• _WHAT THIS TASK INVOLVES_
Using the records below, report how many lines hold "caption", with no extra text.
------ SOURCE INFORMATION
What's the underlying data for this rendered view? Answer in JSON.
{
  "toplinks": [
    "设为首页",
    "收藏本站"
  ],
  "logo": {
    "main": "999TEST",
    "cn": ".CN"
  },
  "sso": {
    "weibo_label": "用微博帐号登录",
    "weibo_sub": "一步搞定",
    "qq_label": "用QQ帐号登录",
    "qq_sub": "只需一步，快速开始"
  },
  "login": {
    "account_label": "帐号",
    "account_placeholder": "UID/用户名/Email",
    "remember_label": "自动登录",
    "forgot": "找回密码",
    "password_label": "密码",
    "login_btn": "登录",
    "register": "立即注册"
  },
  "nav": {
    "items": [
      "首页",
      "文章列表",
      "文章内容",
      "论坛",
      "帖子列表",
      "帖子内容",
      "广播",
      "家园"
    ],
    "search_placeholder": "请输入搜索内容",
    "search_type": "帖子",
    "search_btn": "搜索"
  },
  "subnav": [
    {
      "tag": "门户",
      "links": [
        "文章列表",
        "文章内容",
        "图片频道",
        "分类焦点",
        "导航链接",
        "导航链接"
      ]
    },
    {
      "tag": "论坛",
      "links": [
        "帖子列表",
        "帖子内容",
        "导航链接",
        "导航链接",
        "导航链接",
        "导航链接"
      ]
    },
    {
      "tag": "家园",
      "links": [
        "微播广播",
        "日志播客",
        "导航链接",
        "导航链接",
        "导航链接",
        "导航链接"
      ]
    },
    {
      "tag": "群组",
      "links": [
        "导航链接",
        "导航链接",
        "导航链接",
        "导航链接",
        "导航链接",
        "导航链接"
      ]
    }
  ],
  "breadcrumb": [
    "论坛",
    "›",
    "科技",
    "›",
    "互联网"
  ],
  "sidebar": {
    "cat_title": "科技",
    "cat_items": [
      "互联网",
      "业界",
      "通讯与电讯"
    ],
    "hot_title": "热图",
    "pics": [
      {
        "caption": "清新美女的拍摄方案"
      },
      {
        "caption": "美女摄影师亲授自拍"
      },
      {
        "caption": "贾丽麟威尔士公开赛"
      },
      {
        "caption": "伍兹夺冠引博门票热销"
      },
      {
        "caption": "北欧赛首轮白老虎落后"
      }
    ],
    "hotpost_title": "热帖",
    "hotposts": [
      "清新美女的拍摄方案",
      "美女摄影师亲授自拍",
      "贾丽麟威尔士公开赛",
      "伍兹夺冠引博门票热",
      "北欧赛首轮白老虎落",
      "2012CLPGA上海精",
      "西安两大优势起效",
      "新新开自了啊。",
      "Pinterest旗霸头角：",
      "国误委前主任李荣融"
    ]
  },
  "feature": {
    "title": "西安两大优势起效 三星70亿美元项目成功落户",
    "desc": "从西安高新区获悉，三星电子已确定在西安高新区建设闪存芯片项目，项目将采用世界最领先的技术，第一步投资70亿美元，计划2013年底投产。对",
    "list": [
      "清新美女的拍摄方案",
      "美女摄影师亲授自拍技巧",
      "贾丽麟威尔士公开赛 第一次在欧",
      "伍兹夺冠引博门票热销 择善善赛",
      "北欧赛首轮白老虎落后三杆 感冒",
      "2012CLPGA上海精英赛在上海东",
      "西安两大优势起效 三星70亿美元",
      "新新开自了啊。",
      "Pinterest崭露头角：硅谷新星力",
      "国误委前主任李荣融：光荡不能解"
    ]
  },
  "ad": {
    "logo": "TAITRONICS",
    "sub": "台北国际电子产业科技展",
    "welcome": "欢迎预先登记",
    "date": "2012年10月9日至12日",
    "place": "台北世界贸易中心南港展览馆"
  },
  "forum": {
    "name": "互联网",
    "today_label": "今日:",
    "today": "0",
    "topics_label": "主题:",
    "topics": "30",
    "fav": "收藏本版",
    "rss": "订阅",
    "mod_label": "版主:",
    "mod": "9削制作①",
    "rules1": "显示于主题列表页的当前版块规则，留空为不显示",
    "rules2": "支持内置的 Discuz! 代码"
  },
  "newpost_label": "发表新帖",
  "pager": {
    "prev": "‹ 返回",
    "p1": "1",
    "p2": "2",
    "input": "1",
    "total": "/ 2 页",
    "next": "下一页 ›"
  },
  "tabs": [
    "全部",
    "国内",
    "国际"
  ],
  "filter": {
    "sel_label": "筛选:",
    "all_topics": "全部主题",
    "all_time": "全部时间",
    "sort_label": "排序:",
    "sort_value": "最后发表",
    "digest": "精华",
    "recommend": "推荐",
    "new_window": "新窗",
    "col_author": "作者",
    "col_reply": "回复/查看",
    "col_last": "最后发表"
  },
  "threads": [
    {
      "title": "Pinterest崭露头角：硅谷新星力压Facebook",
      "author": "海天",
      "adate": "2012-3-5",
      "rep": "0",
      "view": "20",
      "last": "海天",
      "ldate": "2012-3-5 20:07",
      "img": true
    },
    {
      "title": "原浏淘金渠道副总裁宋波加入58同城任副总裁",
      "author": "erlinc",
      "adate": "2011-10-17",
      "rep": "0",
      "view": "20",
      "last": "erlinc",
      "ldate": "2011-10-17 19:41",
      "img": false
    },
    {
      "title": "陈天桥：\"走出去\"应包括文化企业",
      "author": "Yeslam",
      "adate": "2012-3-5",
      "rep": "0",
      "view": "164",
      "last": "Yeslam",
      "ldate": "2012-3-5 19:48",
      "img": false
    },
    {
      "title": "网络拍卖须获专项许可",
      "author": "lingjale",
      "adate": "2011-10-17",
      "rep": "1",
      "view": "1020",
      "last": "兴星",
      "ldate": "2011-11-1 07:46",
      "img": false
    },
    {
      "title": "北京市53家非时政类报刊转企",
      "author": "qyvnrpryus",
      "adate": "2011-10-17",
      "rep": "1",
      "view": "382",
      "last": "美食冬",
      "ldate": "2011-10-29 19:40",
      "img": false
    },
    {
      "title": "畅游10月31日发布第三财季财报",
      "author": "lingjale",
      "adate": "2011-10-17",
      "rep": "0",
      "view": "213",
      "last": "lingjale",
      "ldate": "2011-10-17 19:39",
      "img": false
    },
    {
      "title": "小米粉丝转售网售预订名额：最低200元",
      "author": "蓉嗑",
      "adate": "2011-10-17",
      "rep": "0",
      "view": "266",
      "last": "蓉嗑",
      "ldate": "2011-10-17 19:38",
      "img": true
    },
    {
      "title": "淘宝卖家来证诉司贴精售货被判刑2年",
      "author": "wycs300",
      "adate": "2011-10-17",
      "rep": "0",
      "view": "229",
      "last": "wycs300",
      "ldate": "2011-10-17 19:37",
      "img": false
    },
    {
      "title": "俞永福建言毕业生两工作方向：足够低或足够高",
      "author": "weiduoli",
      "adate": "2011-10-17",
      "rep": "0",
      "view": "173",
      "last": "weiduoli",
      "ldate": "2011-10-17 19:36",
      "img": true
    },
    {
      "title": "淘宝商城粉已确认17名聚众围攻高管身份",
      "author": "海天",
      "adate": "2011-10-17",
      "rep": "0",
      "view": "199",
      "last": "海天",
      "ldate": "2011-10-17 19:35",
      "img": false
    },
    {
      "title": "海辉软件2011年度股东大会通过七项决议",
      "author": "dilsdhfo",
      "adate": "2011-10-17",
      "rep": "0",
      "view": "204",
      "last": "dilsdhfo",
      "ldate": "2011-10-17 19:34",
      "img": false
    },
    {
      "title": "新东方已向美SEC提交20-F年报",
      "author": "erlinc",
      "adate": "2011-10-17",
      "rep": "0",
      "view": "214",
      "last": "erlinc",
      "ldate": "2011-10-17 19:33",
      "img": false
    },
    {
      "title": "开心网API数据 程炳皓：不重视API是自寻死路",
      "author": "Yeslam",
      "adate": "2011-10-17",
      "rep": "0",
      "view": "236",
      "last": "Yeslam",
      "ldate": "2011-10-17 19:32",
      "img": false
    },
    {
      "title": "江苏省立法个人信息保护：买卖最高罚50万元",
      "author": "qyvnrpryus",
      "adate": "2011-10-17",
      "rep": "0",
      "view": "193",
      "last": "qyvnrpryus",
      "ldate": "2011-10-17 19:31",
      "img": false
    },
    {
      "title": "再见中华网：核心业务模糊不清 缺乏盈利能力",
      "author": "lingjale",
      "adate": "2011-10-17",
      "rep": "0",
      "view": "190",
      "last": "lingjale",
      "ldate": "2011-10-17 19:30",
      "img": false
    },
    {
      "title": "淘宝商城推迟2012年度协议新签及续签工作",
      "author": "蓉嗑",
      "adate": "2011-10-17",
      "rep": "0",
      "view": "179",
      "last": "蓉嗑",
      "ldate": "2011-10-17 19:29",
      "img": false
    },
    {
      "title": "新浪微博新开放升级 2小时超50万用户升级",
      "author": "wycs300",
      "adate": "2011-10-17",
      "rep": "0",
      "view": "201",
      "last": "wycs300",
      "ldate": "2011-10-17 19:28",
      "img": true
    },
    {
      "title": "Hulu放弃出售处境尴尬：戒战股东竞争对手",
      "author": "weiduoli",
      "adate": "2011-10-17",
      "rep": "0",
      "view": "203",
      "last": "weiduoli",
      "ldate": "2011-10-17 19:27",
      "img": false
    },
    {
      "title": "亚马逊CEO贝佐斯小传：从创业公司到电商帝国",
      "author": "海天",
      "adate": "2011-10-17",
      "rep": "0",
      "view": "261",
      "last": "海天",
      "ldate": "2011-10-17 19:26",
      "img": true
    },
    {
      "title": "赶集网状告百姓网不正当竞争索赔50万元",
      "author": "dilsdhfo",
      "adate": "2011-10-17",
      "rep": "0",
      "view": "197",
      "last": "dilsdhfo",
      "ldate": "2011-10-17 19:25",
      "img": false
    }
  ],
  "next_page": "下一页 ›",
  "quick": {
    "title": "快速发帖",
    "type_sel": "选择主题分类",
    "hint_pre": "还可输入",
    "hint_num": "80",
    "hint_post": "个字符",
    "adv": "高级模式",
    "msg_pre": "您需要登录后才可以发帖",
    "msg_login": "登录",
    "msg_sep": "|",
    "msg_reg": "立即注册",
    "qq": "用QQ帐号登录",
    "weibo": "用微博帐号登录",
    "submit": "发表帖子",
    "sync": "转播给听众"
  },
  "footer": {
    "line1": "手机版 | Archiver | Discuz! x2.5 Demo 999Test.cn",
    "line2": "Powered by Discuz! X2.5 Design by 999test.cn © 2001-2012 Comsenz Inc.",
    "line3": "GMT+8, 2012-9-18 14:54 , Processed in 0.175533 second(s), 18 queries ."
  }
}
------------
• _EXERCISE RESPONSE_
5